There are almost 400 vineyards in the UK now, almost twice that of 10 years ago.
“We have a unique terroir that makes English sparkling wine special. It’s more expensive to produce than Champagne, the cost of land is higher and yields are lower.” said Ridgeview winemaker Charlie Holland.
“It’s a fallacy to say you can’t ripen grapes in England. We’re a very cool climate region, but this allows for a long growing season, helping grapes develop full phenolic ripeness, a full flavour profile and natural sugars,” said Holland.
And it’s not just in the UK where English wines are seeing success, with exports now accounting for 20% of Ridgeview’s sales.
“Exports are a massive thing for us. We’re seeing great success in New York, Holland, Belgium, Japan, Hong Kong and Australia – there isn’t the same stigma there for English sparking as we’ve experienced in France, Spain and Italy,” Holland said.
This is great news; although, I’m still very eager to try a bottle of British bubbly for myself. When I was last over there (in August of 2011) I had the hardest time getting my hands on a bottle. I tried 3 different large grocery stores and 3 different independent wine retailers and still no luck!

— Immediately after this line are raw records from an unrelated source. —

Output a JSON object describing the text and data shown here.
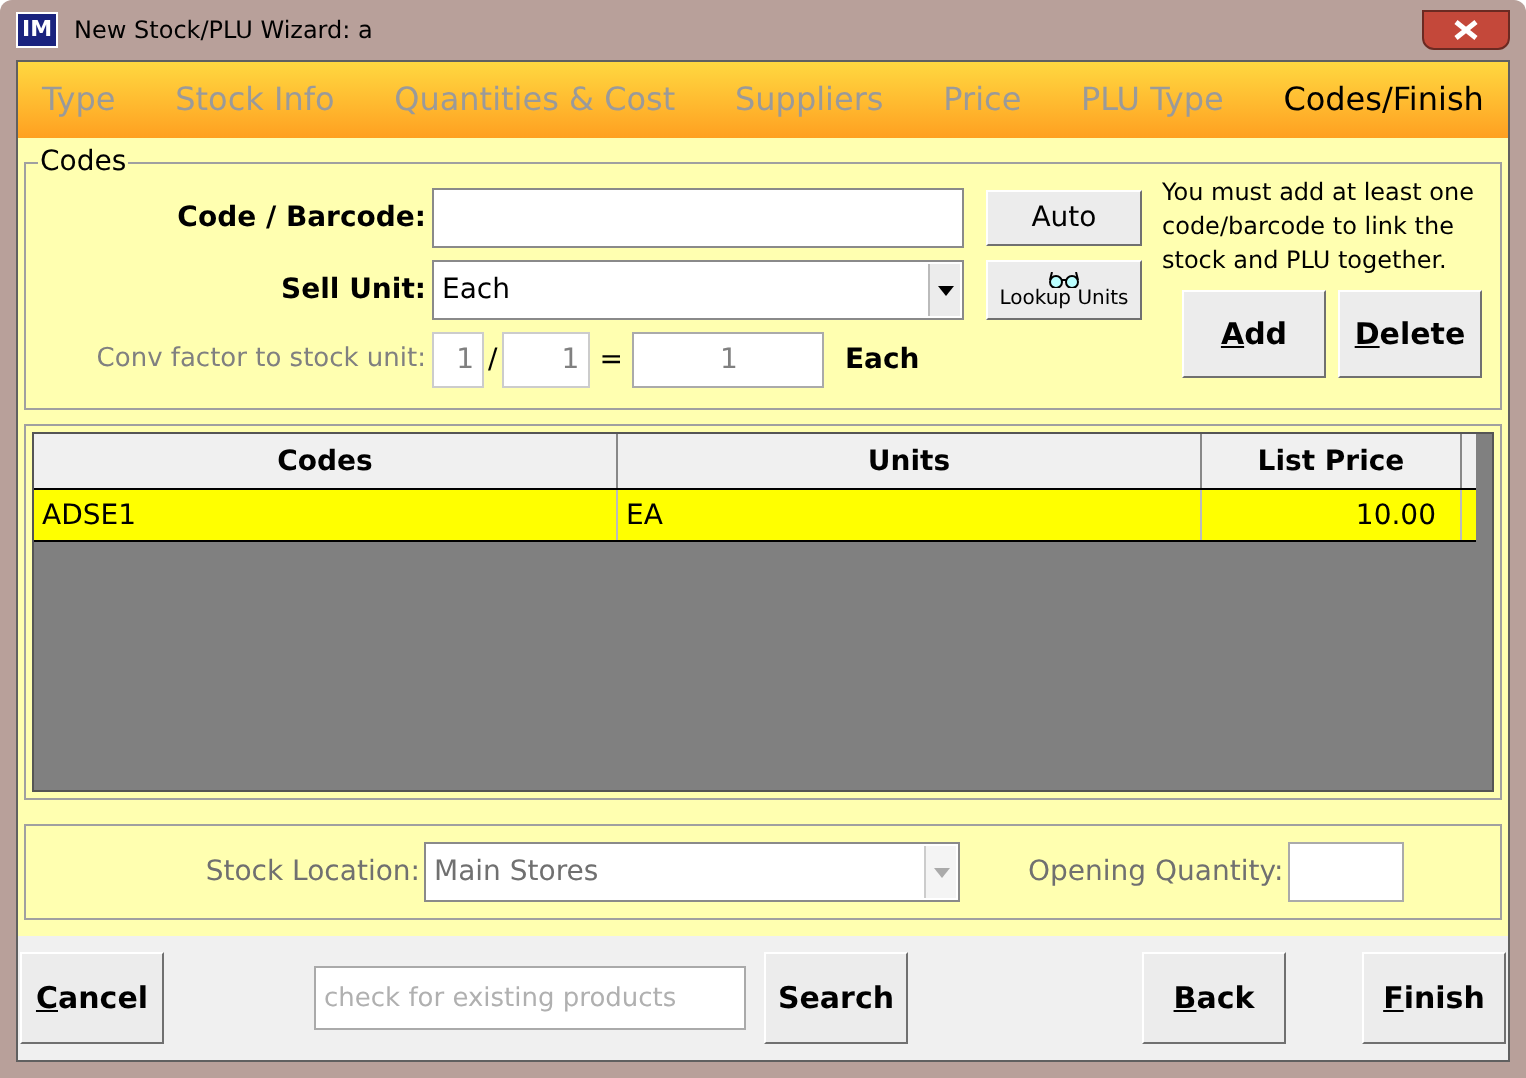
{
  "window": {
    "title": "New Stock/PLU Wizard: a",
    "logo": "IM"
  },
  "tabs": [
    {
      "label": "Type",
      "selected": false
    },
    {
      "label": "Stock Info",
      "selected": false
    },
    {
      "label": "Quantities & Cost",
      "selected": false
    },
    {
      "label": "Suppliers",
      "selected": false
    },
    {
      "label": "Price",
      "selected": false
    },
    {
      "label": "PLU Type",
      "selected": false
    },
    {
      "label": "Codes/Finish",
      "selected": true
    }
  ],
  "codes": {
    "title": "Codes",
    "code_label": "Code / Barcode:",
    "auto_button": "Auto",
    "sell_unit_label": "Sell Unit:",
    "sell_unit_value": "Each",
    "lookup_button": "Lookup Units",
    "conv_label": "Conv factor to stock unit:",
    "conv_num": "1",
    "conv_slash": "/",
    "conv_den": "1",
    "conv_equals": "=",
    "conv_result": "1",
    "conv_unit": "Each",
    "hint": "You must add at least one code/barcode to link the stock and PLU together.",
    "add_button": {
      "label": "Add",
      "underline_first": true
    },
    "delete_button": {
      "label": "Delete",
      "underline_first": true
    }
  },
  "table": {
    "columns": [
      "Codes",
      "Units",
      "List Price"
    ],
    "rows": [
      {
        "cells": [
          "ADSE1",
          "EA",
          "10.00"
        ],
        "selected": true
      }
    ]
  },
  "location": {
    "label": "Stock Location:",
    "value": "Main Stores",
    "disabled": true,
    "opening_label": "Opening Quantity:"
  },
  "footer": {
    "cancel": {
      "label": "Cancel",
      "underline_first": true
    },
    "search_placeholder": "check for existing products",
    "search_button": "Search",
    "back": {
      "label": "Back",
      "underline_first": true
    },
    "finish": {
      "label": "Finish",
      "underline_first": true
    }
  }
}
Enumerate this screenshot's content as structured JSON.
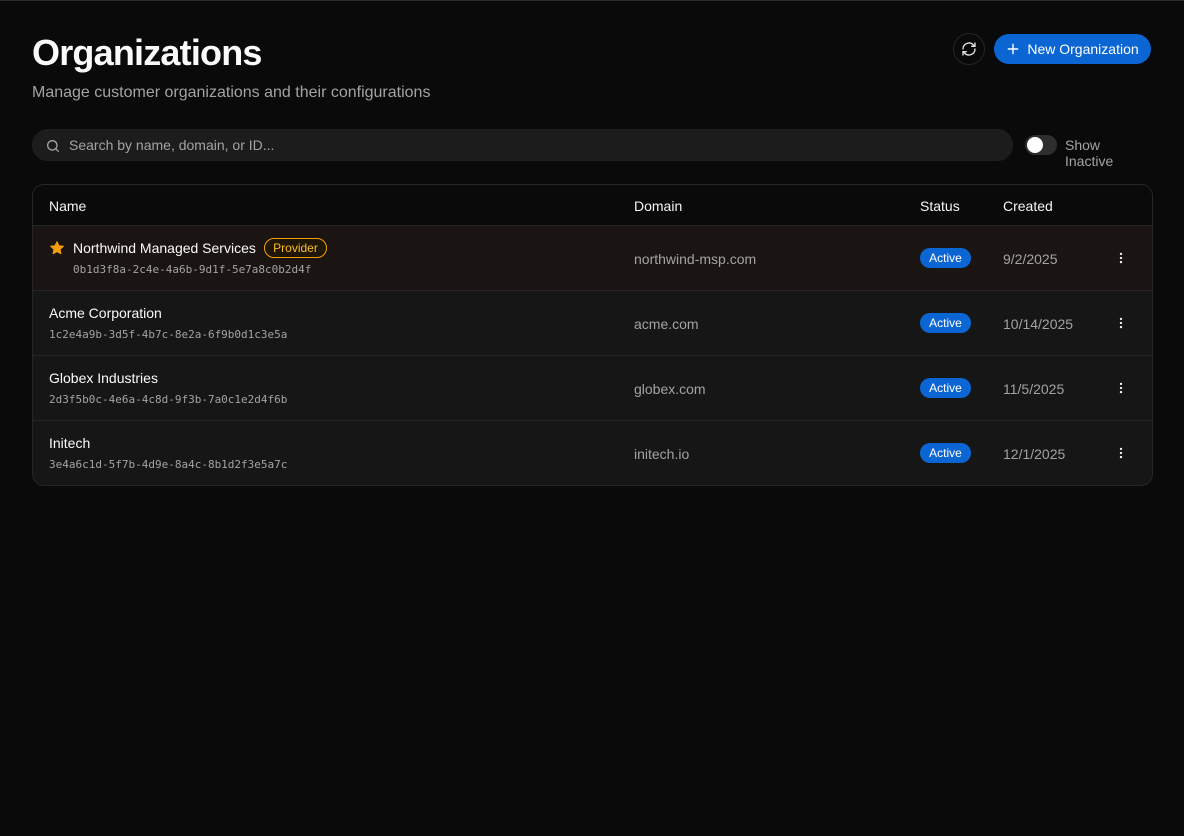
{
  "header": {
    "title": "Organizations",
    "subtitle": "Manage customer organizations and their configurations",
    "new_button_label": "New Organization"
  },
  "search": {
    "placeholder": "Search by name, domain, or ID...",
    "value": ""
  },
  "filters": {
    "show_inactive_label": "Show Inactive",
    "show_inactive_on": false
  },
  "table": {
    "columns": {
      "name": "Name",
      "domain": "Domain",
      "status": "Status",
      "created": "Created"
    },
    "rows": [
      {
        "name": "Northwind Managed Services",
        "badge": "Provider",
        "id": "0b1d3f8a-2c4e-4a6b-9d1f-5e7a8c0b2d4f",
        "domain": "northwind-msp.com",
        "status": "Active",
        "created": "9/2/2025"
      },
      {
        "name": "Acme Corporation",
        "id": "1c2e4a9b-3d5f-4b7c-8e2a-6f9b0d1c3e5a",
        "domain": "acme.com",
        "status": "Active",
        "created": "10/14/2025"
      },
      {
        "name": "Globex Industries",
        "id": "2d3f5b0c-4e6a-4c8d-9f3b-7a0c1e2d4f6b",
        "domain": "globex.com",
        "status": "Active",
        "created": "11/5/2025"
      },
      {
        "name": "Initech",
        "id": "3e4a6c1d-5f7b-4d9e-8a4c-8b1d2f3e5a7c",
        "domain": "initech.io",
        "status": "Active",
        "created": "12/1/2025"
      }
    ]
  },
  "colors": {
    "background": "#0a0a0a",
    "accent": "#0b66d4",
    "provider": "#f59e0b"
  },
  "icons": {
    "refresh": "refresh-icon",
    "plus": "plus-icon",
    "search": "search-icon",
    "star": "star-icon",
    "menu": "more-vertical-icon"
  }
}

Since European wines already dominate UK wine sales (due to the obvious ease of transport into the UK), if the English wine industry is really going to succeed, the wineries really need to first-and-foremost get the large grocery store chains on their side. This is critical if the wine is to gain widespread acceptance amongst the mainstream English public and potentially compete with Champagne sales.
Once the Brits are convinced as to the quality, and they have the branding all worked out (they still don’t have a name for sparkling wine that hails from England), they can then focus on markets further afield.